Now I know this is going to run contrary to traditional Tenkara fly fishing practices in many peoples eyes but I find the most successful fly patterns to fish on small streams to be dry fly patterns, period. The visibility factor for both the fish and the angler puts dry flies way a head of nymphs and or wet flies. In my small stream fishing it is 90% spot and stalk fishing. You move very slowly, searching for fish in the water a head of you so that you see them before they see you. If the fish spot you first, the game is over. All you can do is move on and try to do a better job the next time you get a chance. But there are usually so many fish in these little streams compared to the volume of water being fished that a missed opportunity, or a dozed missed opportunities, here or there is not the end of the world. You can still have a very satisfactory day, catching wise, if you only succeed on 50% of the trout you encounter. Traditional Tenkara anglers often fish with only a single fly pattern, which validates the fact that small stream fish are not generally very selective feeders. I fish many different fly patterns in a day, changing patterns after a pattern has caught its 10 fish limit, which makes it real easy to keep track of how many fish you have caught. In small streams land based insects (ants, beetles, hoppers, spiders and such) make up more than 50% of the insect food that is available to the fish in the middle of the day, when most of us fish our small streams. Down wings (caddis and stoneflies) provide the bulk of the early morning and late evening trout food on little creeks, with up-wings (mayflies) putting in much less frequent appearances on high gradient, nutrient poor swift flowing waters. So a highly visible down wing pattern is a good searching fly and is hard to beat early in the day, and changing to terrestrial insect patterns as the air temperature and the breezes come up later on in the day will keep your winning streak going. Twenty to 50, or more, fish days are not uncommon on little creeks that most fly fishermen would not even consider trying because the streams are so small and their standard fly fishing tackle is just too big and clunky to fish on such small waters.
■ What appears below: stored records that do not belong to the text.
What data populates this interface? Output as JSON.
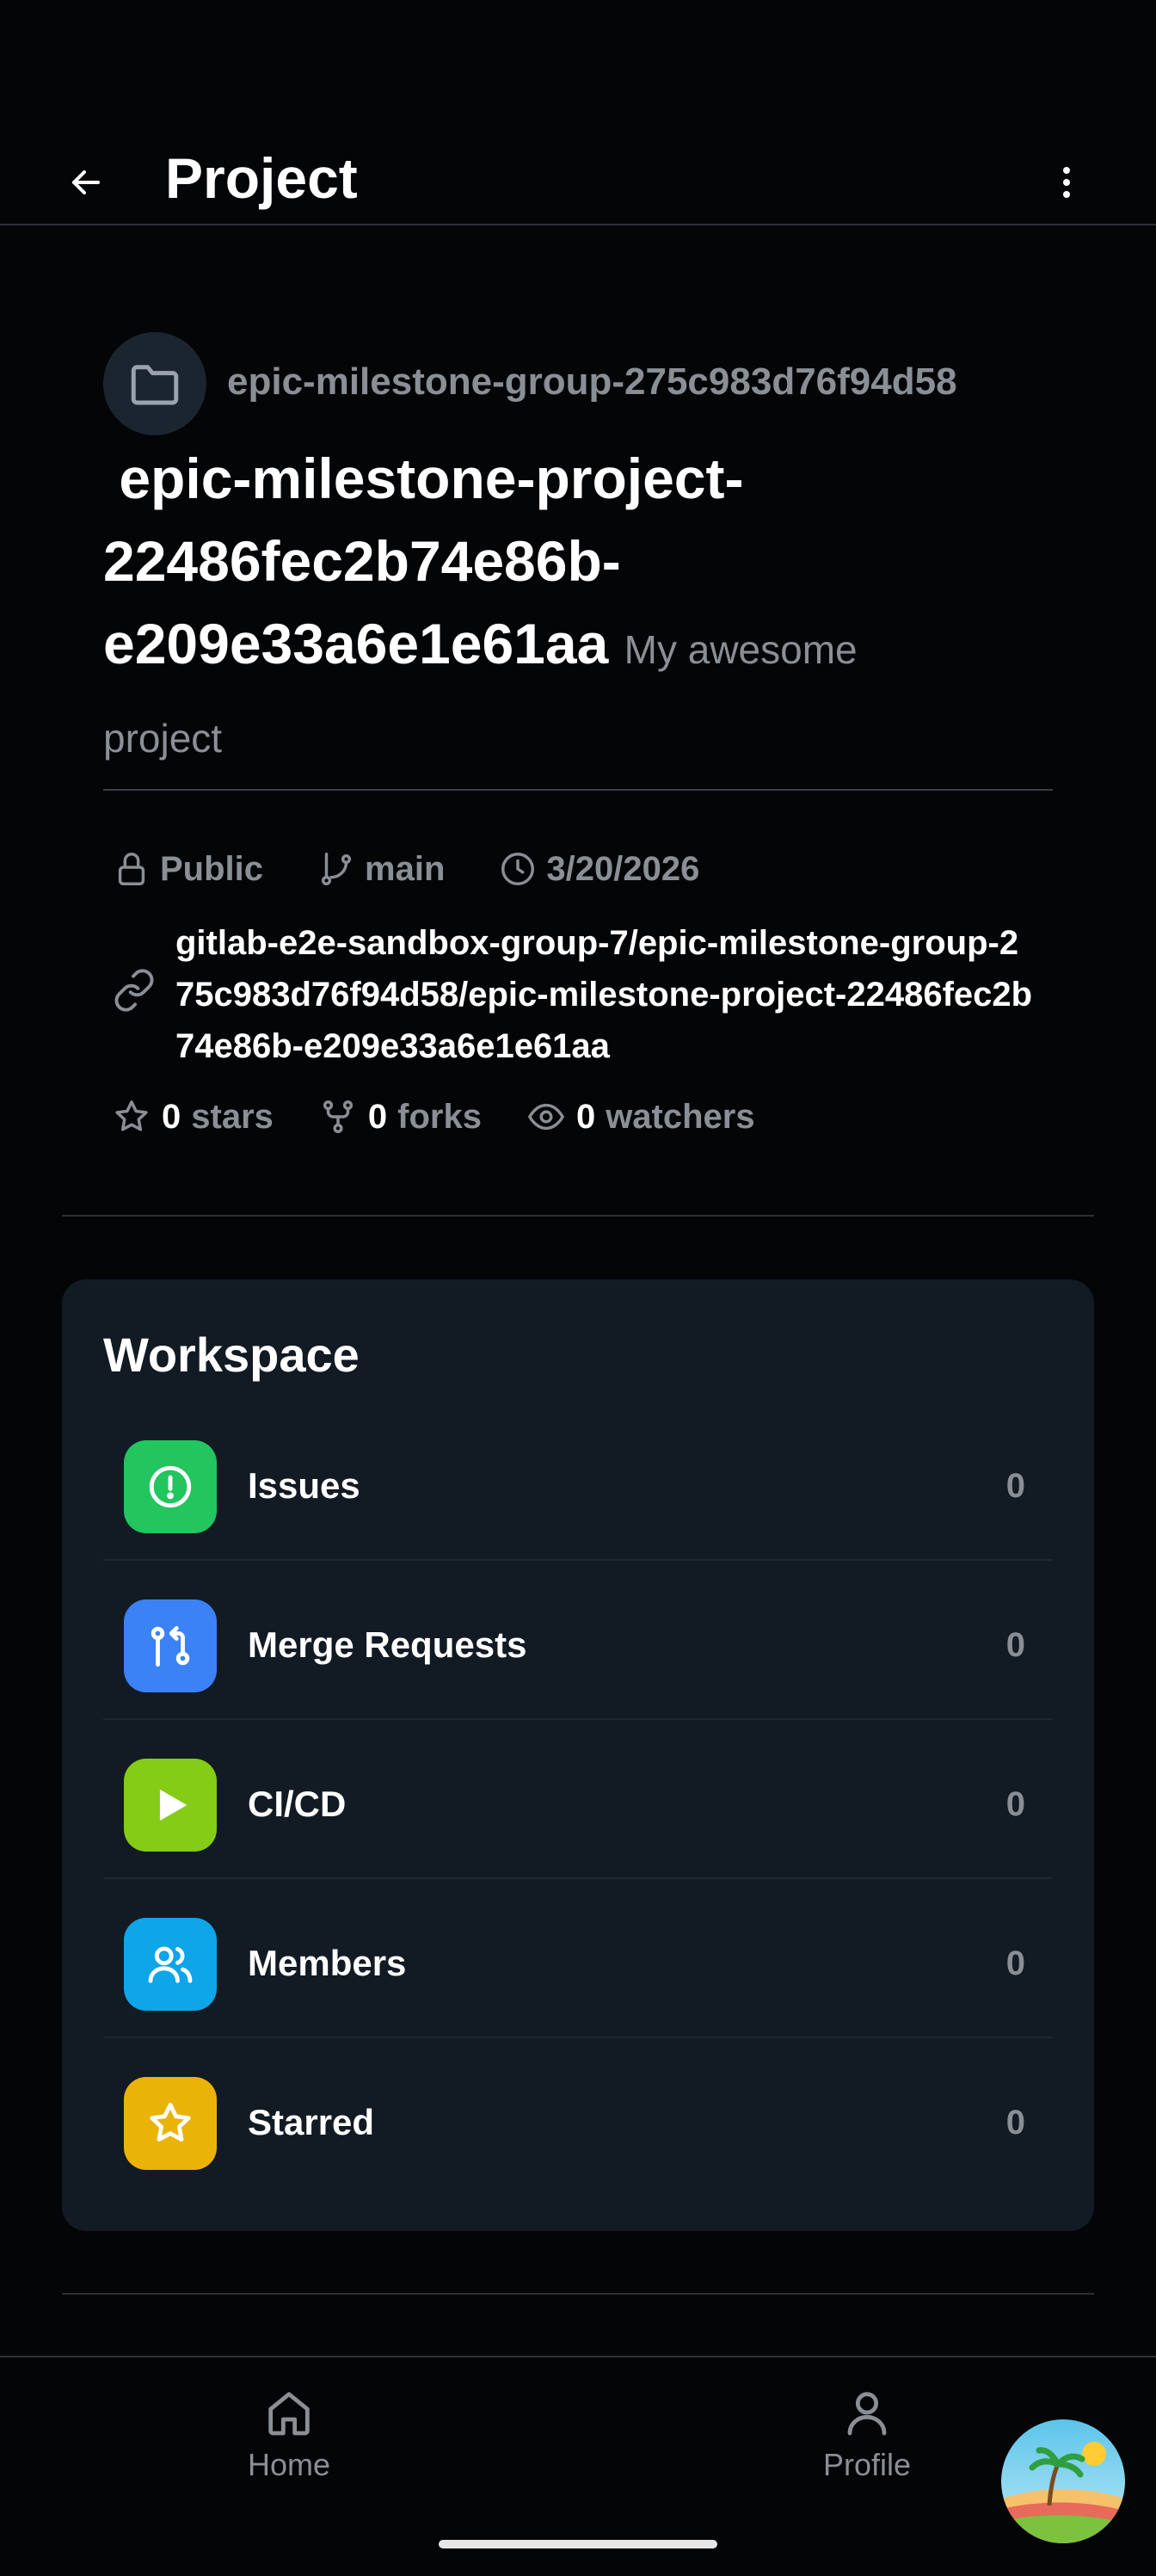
{
  "app_bar": {
    "title": "Project"
  },
  "project": {
    "group_name": "epic-milestone-group-275c983d76f94d58",
    "name": "epic-milestone-project-22486fec2b74e86b-e209e33a6e1e61aa",
    "description": "My awesome project",
    "visibility": "Public",
    "branch": "main",
    "date": "3/20/2026",
    "path": "gitlab-e2e-sandbox-group-7/epic-milestone-group-275c983d76f94d58/epic-milestone-project-22486fec2b74e86b-e209e33a6e1e61aa",
    "stats": {
      "stars_count": "0",
      "stars_label": "stars",
      "forks_count": "0",
      "forks_label": "forks",
      "watchers_count": "0",
      "watchers_label": "watchers"
    }
  },
  "workspace": {
    "title": "Workspace",
    "items": [
      {
        "label": "Issues",
        "count": "0",
        "icon": "alert-circle-icon",
        "color": "#22c55e"
      },
      {
        "label": "Merge Requests",
        "count": "0",
        "icon": "git-pull-request-icon",
        "color": "#3b82f6"
      },
      {
        "label": "CI/CD",
        "count": "0",
        "icon": "play-icon",
        "color": "#84cc16"
      },
      {
        "label": "Members",
        "count": "0",
        "icon": "users-icon",
        "color": "#0ea5e9"
      },
      {
        "label": "Starred",
        "count": "0",
        "icon": "star-icon",
        "color": "#eab308"
      }
    ]
  },
  "bottom_nav": {
    "home_label": "Home",
    "profile_label": "Profile"
  },
  "colors": {
    "background": "#030507",
    "card": "#121a24",
    "muted_text": "#8a8f96"
  }
}
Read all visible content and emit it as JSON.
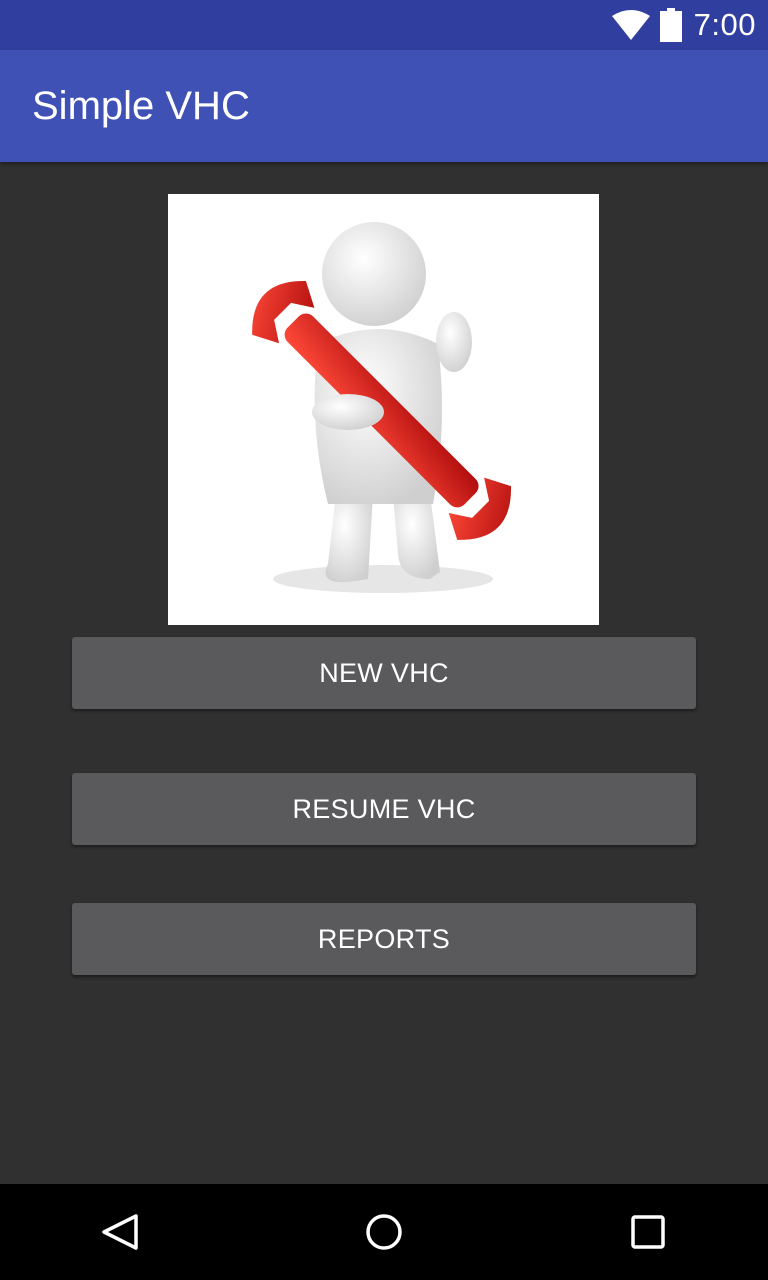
{
  "status_bar": {
    "time": "7:00",
    "wifi_icon": "wifi-icon",
    "battery_icon": "battery-icon"
  },
  "app_bar": {
    "title": "Simple VHC"
  },
  "hero_image": {
    "icon": "mechanic-with-wrench-illustration"
  },
  "buttons": {
    "new_vhc": "NEW VHC",
    "resume_vhc": "RESUME VHC",
    "reports": "REPORTS"
  },
  "nav_bar": {
    "back_icon": "back-triangle-icon",
    "home_icon": "home-circle-icon",
    "recent_icon": "recent-apps-square-icon"
  },
  "colors": {
    "status_bar": "#303F9F",
    "app_bar": "#3F51B5",
    "background": "#303030",
    "button": "#5A5A5C",
    "wrench": "#D0191A"
  }
}
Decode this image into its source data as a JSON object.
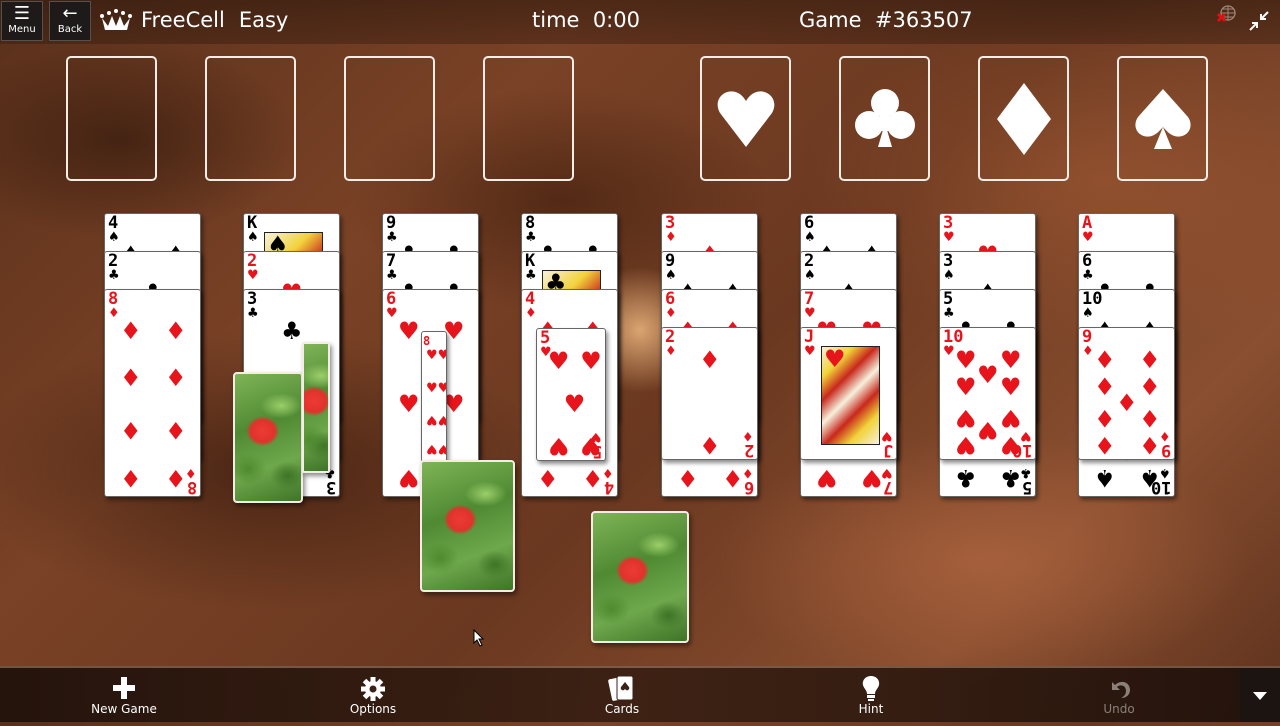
{
  "topbar": {
    "menu_label": "Menu",
    "back_label": "Back",
    "title": "FreeCell",
    "difficulty": "Easy",
    "time_label": "time",
    "time_value": "0:00",
    "game_label": "Game",
    "game_number": "#363507"
  },
  "freecells": [
    {
      "label": "free-cell-1",
      "card": null
    },
    {
      "label": "free-cell-2",
      "card": null
    },
    {
      "label": "free-cell-3",
      "card": null
    },
    {
      "label": "free-cell-4",
      "card": null
    }
  ],
  "foundations": [
    {
      "suit": "hearts",
      "glyph": "♥"
    },
    {
      "suit": "clubs",
      "glyph": "♣"
    },
    {
      "suit": "diamonds",
      "glyph": "♦"
    },
    {
      "suit": "spades",
      "glyph": "♠"
    }
  ],
  "tableau": [
    {
      "cards": [
        {
          "rank": "4",
          "suit": "♠"
        },
        {
          "rank": "2",
          "suit": "♣"
        },
        {
          "rank": "8",
          "suit": "♦"
        }
      ]
    },
    {
      "cards": [
        {
          "rank": "K",
          "suit": "♠"
        },
        {
          "rank": "2",
          "suit": "♥"
        },
        {
          "rank": "3",
          "suit": "♣"
        }
      ]
    },
    {
      "cards": [
        {
          "rank": "9",
          "suit": "♣"
        },
        {
          "rank": "7",
          "suit": "♣"
        },
        {
          "rank": "6",
          "suit": "♥"
        }
      ]
    },
    {
      "cards": [
        {
          "rank": "8",
          "suit": "♣"
        },
        {
          "rank": "K",
          "suit": "♣"
        },
        {
          "rank": "4",
          "suit": "♦"
        },
        {
          "rank": "5",
          "suit": "♥"
        }
      ]
    },
    {
      "cards": [
        {
          "rank": "3",
          "suit": "♦"
        },
        {
          "rank": "9",
          "suit": "♠"
        },
        {
          "rank": "6",
          "suit": "♦"
        },
        {
          "rank": "2",
          "suit": "♦"
        }
      ]
    },
    {
      "cards": [
        {
          "rank": "6",
          "suit": "♠"
        },
        {
          "rank": "2",
          "suit": "♠"
        },
        {
          "rank": "7",
          "suit": "♥"
        },
        {
          "rank": "J",
          "suit": "♥"
        }
      ]
    },
    {
      "cards": [
        {
          "rank": "3",
          "suit": "♥"
        },
        {
          "rank": "3",
          "suit": "♠"
        },
        {
          "rank": "5",
          "suit": "♣"
        },
        {
          "rank": "10",
          "suit": "♥"
        }
      ]
    },
    {
      "cards": [
        {
          "rank": "A",
          "suit": "♥"
        },
        {
          "rank": "6",
          "suit": "♣"
        },
        {
          "rank": "10",
          "suit": "♠"
        },
        {
          "rank": "9",
          "suit": "♦"
        }
      ]
    }
  ],
  "animating_cards": {
    "flipping_card": {
      "rank": "8",
      "suit": "♥"
    },
    "face_down_count": 4
  },
  "bottombar": {
    "new_game": "New Game",
    "options": "Options",
    "cards": "Cards",
    "hint": "Hint",
    "undo": "Undo"
  },
  "colors": {
    "red_suit": "#e8141c",
    "black_suit": "#000000",
    "slot_outline": "#f4ede6"
  }
}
The Soyokaze rods go small (6' 6") and big enough (10' 2") to pretty well cover the whole range of super small stream Tenkara Fly Fishing possibilities. I would not trade my 9 foot, 27 SR Soyokaze rod for any other Tenkara rod at any price, that's how much I like my rod....Golden.